But industry executives say the only communication the state has given the public so far is a brief wording update on their website.
Capital CBD American Shaman store owner Michael Sterling said nearly 35% of his store’s sales come from Delta 8 products.
“I have products generally in all forms, from gummies to some vape cartridges and tinctures,” Sterling said, “A lot of people use it for sleeping. A lot of people use it for pain relief.
It has grown in popularity over the past three years.
“You’ll find it in just about any CBD store, smokehouse, and even on the shelves of many convenience stores now,” explained Zachary Maxwell of Texas Hemp Growers.
At the federal level, it is legal. It is less potent than Delta 9, the THC component of marijuana.
Current law gives the state health commissioner the power to overrule federal drug regulations. In May, DSHS Associate Commissioner Stephen Pahl told a committee hearing that the state was pushing to add it to its list of Schedule 1 substances because it can be synthetically enhanced.

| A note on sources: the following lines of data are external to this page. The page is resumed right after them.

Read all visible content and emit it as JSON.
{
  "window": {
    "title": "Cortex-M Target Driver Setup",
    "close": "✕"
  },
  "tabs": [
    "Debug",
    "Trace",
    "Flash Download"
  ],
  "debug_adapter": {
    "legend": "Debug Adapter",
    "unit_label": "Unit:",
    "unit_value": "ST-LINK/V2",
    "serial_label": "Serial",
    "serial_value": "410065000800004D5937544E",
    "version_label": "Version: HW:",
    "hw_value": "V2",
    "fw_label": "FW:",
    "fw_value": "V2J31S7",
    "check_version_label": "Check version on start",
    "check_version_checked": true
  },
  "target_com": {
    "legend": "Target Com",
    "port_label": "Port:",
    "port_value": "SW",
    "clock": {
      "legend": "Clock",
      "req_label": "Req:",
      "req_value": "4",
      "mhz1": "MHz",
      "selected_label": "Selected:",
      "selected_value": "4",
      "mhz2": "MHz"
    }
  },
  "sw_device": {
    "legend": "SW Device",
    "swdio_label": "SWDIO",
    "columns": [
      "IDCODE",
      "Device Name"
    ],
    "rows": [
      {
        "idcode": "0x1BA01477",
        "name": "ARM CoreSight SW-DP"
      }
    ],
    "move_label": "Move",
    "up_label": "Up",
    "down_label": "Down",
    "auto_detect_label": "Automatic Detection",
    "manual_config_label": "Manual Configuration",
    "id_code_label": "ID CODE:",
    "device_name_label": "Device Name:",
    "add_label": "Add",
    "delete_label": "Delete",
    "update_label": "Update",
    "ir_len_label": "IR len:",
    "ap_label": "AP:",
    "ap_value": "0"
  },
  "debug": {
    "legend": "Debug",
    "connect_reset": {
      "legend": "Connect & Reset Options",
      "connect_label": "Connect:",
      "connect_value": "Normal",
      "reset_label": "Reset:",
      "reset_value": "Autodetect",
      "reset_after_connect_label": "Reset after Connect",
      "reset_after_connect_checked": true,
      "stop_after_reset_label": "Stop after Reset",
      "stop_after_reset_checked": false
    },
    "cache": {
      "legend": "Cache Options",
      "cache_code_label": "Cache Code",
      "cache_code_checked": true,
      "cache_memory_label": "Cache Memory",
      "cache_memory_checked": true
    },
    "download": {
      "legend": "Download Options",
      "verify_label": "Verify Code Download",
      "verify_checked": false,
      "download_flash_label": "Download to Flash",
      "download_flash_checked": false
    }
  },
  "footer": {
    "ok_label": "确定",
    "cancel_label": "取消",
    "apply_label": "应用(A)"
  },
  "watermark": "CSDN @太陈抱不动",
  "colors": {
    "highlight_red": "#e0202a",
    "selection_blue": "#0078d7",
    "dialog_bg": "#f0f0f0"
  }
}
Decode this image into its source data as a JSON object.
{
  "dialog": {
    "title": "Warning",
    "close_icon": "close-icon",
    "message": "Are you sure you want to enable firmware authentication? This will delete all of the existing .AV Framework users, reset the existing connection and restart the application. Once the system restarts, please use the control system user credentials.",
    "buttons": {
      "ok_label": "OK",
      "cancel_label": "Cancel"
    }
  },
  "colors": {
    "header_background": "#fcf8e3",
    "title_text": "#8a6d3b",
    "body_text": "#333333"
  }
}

“Because there are other compounds, or deltas or isomers, of THC that have pharmacological or psychoactive properties, the health commissioner has chosen to oppose these schedules,” Pahl told a hearing. of the Senate committee.

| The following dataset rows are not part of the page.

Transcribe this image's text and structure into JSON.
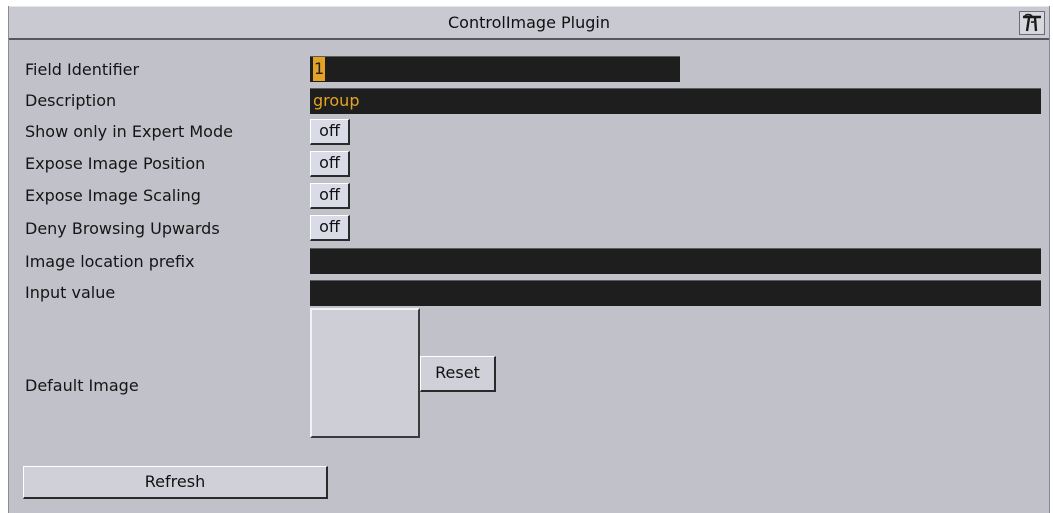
{
  "window": {
    "title": "ControlImage Plugin",
    "icon": "plugin-logo-icon"
  },
  "fields": {
    "field_identifier": {
      "label": "Field Identifier",
      "value": "1"
    },
    "description": {
      "label": "Description",
      "value": "group"
    },
    "show_expert": {
      "label": "Show only in Expert Mode",
      "value": "off"
    },
    "expose_position": {
      "label": "Expose Image Position",
      "value": "off"
    },
    "expose_scaling": {
      "label": "Expose Image Scaling",
      "value": "off"
    },
    "deny_browsing": {
      "label": "Deny Browsing Upwards",
      "value": "off"
    },
    "image_prefix": {
      "label": "Image location prefix",
      "value": ""
    },
    "input_value": {
      "label": "Input value",
      "value": ""
    },
    "default_image": {
      "label": "Default Image",
      "reset_label": "Reset"
    }
  },
  "footer": {
    "refresh_label": "Refresh"
  },
  "colors": {
    "panel": "#c0c1c9",
    "field_bg": "#1e1e1e",
    "field_text": "#e6a225",
    "toggle_bg": "#d9dbe6"
  }
}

Sterling said he was blindsided by the latest status update this month.
“Something could have been communicated along the lines, so we have an idea,” he said.
Sterling said the state needs to raise awareness and regulate Delta 8 products rather than ban them.
“We need to make sure whoever’s selling is educating the customer and it’s not in all, you know, convenience stores or any store that only has a license to sell product,” Sterling said.
Maxwell agrees that regulation is needed.
“The state should be more concerned with making sure these products are made responsibly, instead of pushing them into the black market,” Maxwell explained.
Currently, law enforcement officials would be responsible for testing the drug and charging anyone caught with Delta 8.
Maxwell said he already knew Texans had been arrested for it.
“I have it on good authority from a leading attorney in this state that there have been more than six arrests in the past 90 days. And in all cases they face charges of criminal possession. “, did he declare.
DSHS did not respond to Nexstar Media’s email or phone requests for comment on the recent update, or how the agency would investigate cases in the future, if at all.